Is this Chinese snack the next big Asian street food in the West?
Western foodies have sunk their teeth into Vietnamese banh-mi and Hong Kong egg waffles, plus gobbled down bowl after bowl of Japanese ramen.
But could the next Asian food trend to take the West by a storm be a humble Chinese breakfast favourite - the jianbing?
Reuben Shorser, the co-founder of one of the first companies to bring the food to New York, Jianbing Company, certainly hopes so.
The jianbing is a kind of Chinese crepe - without the pretensions.
Every morning in mainland Chinese cities such as Beijing and Shanghai, jianbing makers pull their tiny carts to street corners and whip up the pancake-like food before their customers’ eyes, which are sold for about 10 yuan (US$1.45) or less.
The breakfast favourite, which usually contains spring onion, coriander, egg and a crispy cracker, is now being sold by companies in London, Sydney and a handful of American cities, and has been highlighted as one of the hottest new food trends by New York food website Taste Talks.

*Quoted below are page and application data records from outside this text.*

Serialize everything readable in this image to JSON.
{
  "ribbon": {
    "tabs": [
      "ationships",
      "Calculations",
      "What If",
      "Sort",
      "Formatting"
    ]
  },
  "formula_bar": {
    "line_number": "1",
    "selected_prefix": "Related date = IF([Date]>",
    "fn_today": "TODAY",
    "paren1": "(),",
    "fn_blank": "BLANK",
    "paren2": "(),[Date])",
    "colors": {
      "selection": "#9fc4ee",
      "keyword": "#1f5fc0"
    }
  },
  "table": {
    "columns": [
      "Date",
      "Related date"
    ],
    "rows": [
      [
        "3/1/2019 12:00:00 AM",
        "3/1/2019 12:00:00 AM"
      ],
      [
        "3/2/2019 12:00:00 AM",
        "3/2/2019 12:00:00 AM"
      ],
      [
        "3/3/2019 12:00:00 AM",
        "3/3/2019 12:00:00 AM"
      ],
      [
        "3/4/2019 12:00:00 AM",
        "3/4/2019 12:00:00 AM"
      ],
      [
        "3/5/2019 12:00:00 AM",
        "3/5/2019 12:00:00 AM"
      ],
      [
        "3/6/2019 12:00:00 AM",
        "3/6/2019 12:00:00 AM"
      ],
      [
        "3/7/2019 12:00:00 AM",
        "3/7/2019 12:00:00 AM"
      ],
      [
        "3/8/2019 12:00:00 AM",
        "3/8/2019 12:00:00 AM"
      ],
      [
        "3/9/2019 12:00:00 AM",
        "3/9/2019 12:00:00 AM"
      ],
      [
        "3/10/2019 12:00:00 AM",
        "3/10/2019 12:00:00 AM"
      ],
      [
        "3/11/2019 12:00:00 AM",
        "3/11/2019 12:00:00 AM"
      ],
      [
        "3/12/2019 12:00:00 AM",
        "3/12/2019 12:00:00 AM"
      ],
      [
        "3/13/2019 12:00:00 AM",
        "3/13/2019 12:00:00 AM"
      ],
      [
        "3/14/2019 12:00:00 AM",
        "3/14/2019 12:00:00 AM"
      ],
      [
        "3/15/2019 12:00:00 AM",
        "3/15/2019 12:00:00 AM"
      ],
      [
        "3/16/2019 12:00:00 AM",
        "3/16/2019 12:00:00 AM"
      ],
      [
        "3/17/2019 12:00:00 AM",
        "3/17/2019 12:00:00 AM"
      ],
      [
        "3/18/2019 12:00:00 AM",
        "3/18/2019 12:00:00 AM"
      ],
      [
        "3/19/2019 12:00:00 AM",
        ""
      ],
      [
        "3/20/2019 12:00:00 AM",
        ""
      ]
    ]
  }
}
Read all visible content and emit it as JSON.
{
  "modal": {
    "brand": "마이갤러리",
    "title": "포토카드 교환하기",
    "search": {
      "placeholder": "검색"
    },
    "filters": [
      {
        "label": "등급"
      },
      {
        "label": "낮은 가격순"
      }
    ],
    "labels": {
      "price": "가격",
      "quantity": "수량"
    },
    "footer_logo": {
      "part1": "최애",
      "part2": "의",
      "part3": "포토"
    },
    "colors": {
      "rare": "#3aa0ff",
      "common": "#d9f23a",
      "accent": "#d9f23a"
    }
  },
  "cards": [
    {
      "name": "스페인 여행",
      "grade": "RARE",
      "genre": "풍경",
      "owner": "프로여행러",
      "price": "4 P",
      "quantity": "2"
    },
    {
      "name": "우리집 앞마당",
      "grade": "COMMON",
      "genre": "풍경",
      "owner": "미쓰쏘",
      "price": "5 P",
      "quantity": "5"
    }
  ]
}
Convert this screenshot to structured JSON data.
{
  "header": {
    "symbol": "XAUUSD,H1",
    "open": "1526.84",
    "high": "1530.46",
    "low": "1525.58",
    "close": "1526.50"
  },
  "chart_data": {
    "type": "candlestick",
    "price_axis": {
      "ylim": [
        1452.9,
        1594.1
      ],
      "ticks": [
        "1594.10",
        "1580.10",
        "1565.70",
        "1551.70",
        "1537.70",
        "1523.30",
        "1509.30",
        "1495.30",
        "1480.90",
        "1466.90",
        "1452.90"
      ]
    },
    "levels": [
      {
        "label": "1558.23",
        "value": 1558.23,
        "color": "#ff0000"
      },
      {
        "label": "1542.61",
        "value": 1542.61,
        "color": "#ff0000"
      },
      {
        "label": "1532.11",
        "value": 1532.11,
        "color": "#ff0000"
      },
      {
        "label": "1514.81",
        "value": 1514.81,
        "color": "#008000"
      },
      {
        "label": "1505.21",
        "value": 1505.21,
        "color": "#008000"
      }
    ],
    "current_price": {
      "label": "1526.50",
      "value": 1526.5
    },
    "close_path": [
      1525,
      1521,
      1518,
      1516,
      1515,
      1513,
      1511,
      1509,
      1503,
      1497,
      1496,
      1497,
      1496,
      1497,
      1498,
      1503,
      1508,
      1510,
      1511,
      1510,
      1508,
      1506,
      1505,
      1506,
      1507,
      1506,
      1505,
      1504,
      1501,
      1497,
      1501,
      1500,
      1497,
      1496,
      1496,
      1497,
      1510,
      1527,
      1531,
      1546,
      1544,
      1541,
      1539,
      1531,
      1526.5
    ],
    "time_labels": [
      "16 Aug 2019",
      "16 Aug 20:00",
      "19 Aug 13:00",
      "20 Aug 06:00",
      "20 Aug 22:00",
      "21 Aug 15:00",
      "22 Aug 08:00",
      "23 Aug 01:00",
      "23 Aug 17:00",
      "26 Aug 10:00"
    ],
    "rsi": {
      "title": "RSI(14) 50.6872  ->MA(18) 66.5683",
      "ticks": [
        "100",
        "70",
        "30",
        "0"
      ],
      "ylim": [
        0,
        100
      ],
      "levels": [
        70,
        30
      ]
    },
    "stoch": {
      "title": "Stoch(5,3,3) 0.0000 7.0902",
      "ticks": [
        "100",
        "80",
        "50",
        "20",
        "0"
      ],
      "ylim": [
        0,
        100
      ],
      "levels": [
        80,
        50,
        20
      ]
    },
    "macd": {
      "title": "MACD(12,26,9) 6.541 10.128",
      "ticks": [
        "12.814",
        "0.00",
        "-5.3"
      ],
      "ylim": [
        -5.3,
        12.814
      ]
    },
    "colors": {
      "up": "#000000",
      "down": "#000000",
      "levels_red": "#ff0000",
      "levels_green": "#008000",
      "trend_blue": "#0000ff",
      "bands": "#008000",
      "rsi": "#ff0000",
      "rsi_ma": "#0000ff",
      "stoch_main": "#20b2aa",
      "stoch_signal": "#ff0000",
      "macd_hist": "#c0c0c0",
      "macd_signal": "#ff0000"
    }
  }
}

Business appears to be going well for New York’s jianbing vendors - the founder of former Hong Kong-based company Mr Bing, Brian Goldberg, plans to open two bricks-and-mortar shops in New York in the coming months.
“Some chefs are trying to make it as familiar and essential a part of the city’s food scene as tacos and falafel,” The New York Times noted in March.
Shorser’s jianbing starts at US$8 - well over five times the price in China. Customers can pay extra to add free-range lemon-garlic chicken, pasture-raised hoisin-lime beef, 13 spice pork or organic honey-ginger tofu, a dramatic upgrade on the processed sausage on offer at your typical Chinese street vendor.
New York native Shorser first got a taste for the Chinese pancake while he was studying Putonghua at Beijing Normal University six years ago.
“I thought it was amazing, I’d never had anything like it,” he told the South China Morning Post over the phone from New York. He began mastering his own jianbing technique while working for a consulting company in Shanghai, learning tricks from a man who sold them near his office, before buying a griddle and testing his recipe out on his co-workers.
“They thought I was crazy. They were like, ‘why is he making jianbing, he works at a consulting company’.”
Last April, Shorser and his long-time friend and Princeton University roommate Tadesh Inagaki launched their company at Smorgasburg, a food market in Brooklyn, New York.
They sell hundreds on Saturday and Sunday and the company is growing. They are launching their permanent shop in June and adding other treats like fried egg pancake to the menu.
Long term, Shorser hopes to have locations in multiple cities.
Very few people had heard of the Chinese street food and many of their customers are still first time eaters, Shorser said.
“When they’re just looking at it, they’re really amazed by it.”
Shorser makes the Shandong province style of jianbing where the thick dough has to be spread by a paddle, rather than the Tianjin style where the more-liquid batter is poured with a ladle onto the griddle before being spread with a wooden stick.
There has been a mixed response to the idea of a Westerner setting up a Chinese jianbing shop, with his friends in China largely supporting the idea while Chinese-Americans are sometimes less impressed.
“When we first started, there were some Chinese-Americans questioning whether we could make an authentic jianbing,” he said.
He got around the issue by describing his jianbing as “Shanghai-inspired street food”, striking a balance between staying true to the original and appealing to his American customers, many of whom are eating for lunch not breakfast.
It’s not the first Asian food to get picked up by trendy foodies in the West and given a fusion treatment.
While Shorser struggled to answer why this might be happening, beyond New Yorkers being always on the hunt for the next cool thing, he says the way the food is created before the customer’s eyes is part of the appeal.
“That’s a very important part of the experience. We’re trying to preserve that feeling from China.”
Shorser sees a bright future for jianbing - even if it’s a few years off being as popular as the banh mi sandwich is in New York.
“I think there’s some momentum that’s developing around a trend here. At least that’s what I’m hoping for,” he quipped.
“We’re watching the very beginning right now.”